> **WHAT TO WORK ON**
Would you set down every entry again, exactly as written?

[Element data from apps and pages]
::::::::::

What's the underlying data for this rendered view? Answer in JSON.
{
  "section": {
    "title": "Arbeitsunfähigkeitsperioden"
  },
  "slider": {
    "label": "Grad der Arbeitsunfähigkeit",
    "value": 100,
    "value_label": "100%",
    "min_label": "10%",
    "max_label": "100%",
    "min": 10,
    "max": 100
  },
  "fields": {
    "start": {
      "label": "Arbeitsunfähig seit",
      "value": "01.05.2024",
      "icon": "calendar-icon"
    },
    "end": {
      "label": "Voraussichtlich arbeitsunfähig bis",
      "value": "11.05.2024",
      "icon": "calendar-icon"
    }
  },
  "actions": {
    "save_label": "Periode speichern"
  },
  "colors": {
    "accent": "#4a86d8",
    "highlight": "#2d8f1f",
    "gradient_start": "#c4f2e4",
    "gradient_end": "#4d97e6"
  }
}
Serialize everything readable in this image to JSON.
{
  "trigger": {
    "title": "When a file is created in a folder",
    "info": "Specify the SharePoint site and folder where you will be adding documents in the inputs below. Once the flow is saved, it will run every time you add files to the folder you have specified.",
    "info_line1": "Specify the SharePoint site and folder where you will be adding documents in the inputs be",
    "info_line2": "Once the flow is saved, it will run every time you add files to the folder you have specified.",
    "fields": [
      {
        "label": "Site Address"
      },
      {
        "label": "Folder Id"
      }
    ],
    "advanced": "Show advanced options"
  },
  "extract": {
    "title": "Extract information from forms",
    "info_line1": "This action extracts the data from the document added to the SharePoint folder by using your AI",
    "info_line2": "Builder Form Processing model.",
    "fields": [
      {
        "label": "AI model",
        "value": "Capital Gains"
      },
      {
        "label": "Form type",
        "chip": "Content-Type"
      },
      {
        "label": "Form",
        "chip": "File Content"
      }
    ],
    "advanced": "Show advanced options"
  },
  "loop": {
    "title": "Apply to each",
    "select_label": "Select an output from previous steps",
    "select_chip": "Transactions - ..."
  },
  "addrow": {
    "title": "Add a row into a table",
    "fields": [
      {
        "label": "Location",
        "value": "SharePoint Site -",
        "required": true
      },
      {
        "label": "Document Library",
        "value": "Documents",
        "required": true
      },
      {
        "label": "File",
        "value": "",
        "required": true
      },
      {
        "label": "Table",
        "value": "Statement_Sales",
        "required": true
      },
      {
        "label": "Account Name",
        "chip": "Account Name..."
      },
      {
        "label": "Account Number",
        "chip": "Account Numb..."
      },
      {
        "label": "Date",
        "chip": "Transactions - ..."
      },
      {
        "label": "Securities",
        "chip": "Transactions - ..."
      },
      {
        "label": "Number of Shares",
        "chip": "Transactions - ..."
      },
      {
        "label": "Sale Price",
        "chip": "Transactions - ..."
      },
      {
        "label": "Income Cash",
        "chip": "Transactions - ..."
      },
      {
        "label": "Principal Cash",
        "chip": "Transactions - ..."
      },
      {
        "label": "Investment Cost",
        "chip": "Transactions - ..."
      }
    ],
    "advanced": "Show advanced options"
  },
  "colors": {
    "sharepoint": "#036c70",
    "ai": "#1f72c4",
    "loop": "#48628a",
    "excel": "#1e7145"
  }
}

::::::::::

> **THE COMPLETED TASK**
What's the underlying data for this rendered view? Answer in JSON.
{
  "section": {
    "title": "Arbeitsunfähigkeitsperioden"
  },
  "slider": {
    "label": "Grad der Arbeitsunfähigkeit",
    "value": 100,
    "value_label": "100%",
    "min_label": "10%",
    "max_label": "100%",
    "min": 10,
    "max": 100
  },
  "fields": {
    "start": {
      "label": "Arbeitsunfähig seit",
      "value": "01.05.2024",
      "icon": "calendar-icon"
    },
    "end": {
      "label": "Voraussichtlich arbeitsunfähig bis",
      "value": "11.05.2024",
      "icon": "calendar-icon"
    }
  },
  "actions": {
    "save_label": "Periode speichern"
  },
  "colors": {
    "accent": "#4a86d8",
    "highlight": "#2d8f1f",
    "gradient_start": "#c4f2e4",
    "gradient_end": "#4d97e6"
  }
}
Serialize everything readable in this image to JSON.
{
  "trigger": {
    "title": "When a file is created in a folder",
    "info": "Specify the SharePoint site and folder where you will be adding documents in the inputs below. Once the flow is saved, it will run every time you add files to the folder you have specified.",
    "info_line1": "Specify the SharePoint site and folder where you will be adding documents in the inputs be",
    "info_line2": "Once the flow is saved, it will run every time you add files to the folder you have specified.",
    "fields": [
      {
        "label": "Site Address"
      },
      {
        "label": "Folder Id"
      }
    ],
    "advanced": "Show advanced options"
  },
  "extract": {
    "title": "Extract information from forms",
    "info_line1": "This action extracts the data from the document added to the SharePoint folder by using your AI",
    "info_line2": "Builder Form Processing model.",
    "fields": [
      {
        "label": "AI model",
        "value": "Capital Gains"
      },
      {
        "label": "Form type",
        "chip": "Content-Type"
      },
      {
        "label": "Form",
        "chip": "File Content"
      }
    ],
    "advanced": "Show advanced options"
  },
  "loop": {
    "title": "Apply to each",
    "select_label": "Select an output from previous steps",
    "select_chip": "Transactions - ..."
  },
  "addrow": {
    "title": "Add a row into a table",
    "fields": [
      {
        "label": "Location",
        "value": "SharePoint Site -",
        "required": true
      },
      {
        "label": "Document Library",
        "value": "Documents",
        "required": true
      },
      {
        "label": "File",
        "value": "",
        "required": true
      },
      {
        "label": "Table",
        "value": "Statement_Sales",
        "required": true
      },
      {
        "label": "Account Name",
        "chip": "Account Name..."
      },
      {
        "label": "Account Number",
        "chip": "Account Numb..."
      },
      {
        "label": "Date",
        "chip": "Transactions - ..."
      },
      {
        "label": "Securities",
        "chip": "Transactions - ..."
      },
      {
        "label": "Number of Shares",
        "chip": "Transactions - ..."
      },
      {
        "label": "Sale Price",
        "chip": "Transactions - ..."
      },
      {
        "label": "Income Cash",
        "chip": "Transactions - ..."
      },
      {
        "label": "Principal Cash",
        "chip": "Transactions - ..."
      },
      {
        "label": "Investment Cost",
        "chip": "Transactions - ..."
      }
    ],
    "advanced": "Show advanced options"
  },
  "colors": {
    "sharepoint": "#036c70",
    "ai": "#1f72c4",
    "loop": "#48628a",
    "excel": "#1e7145"
  }
}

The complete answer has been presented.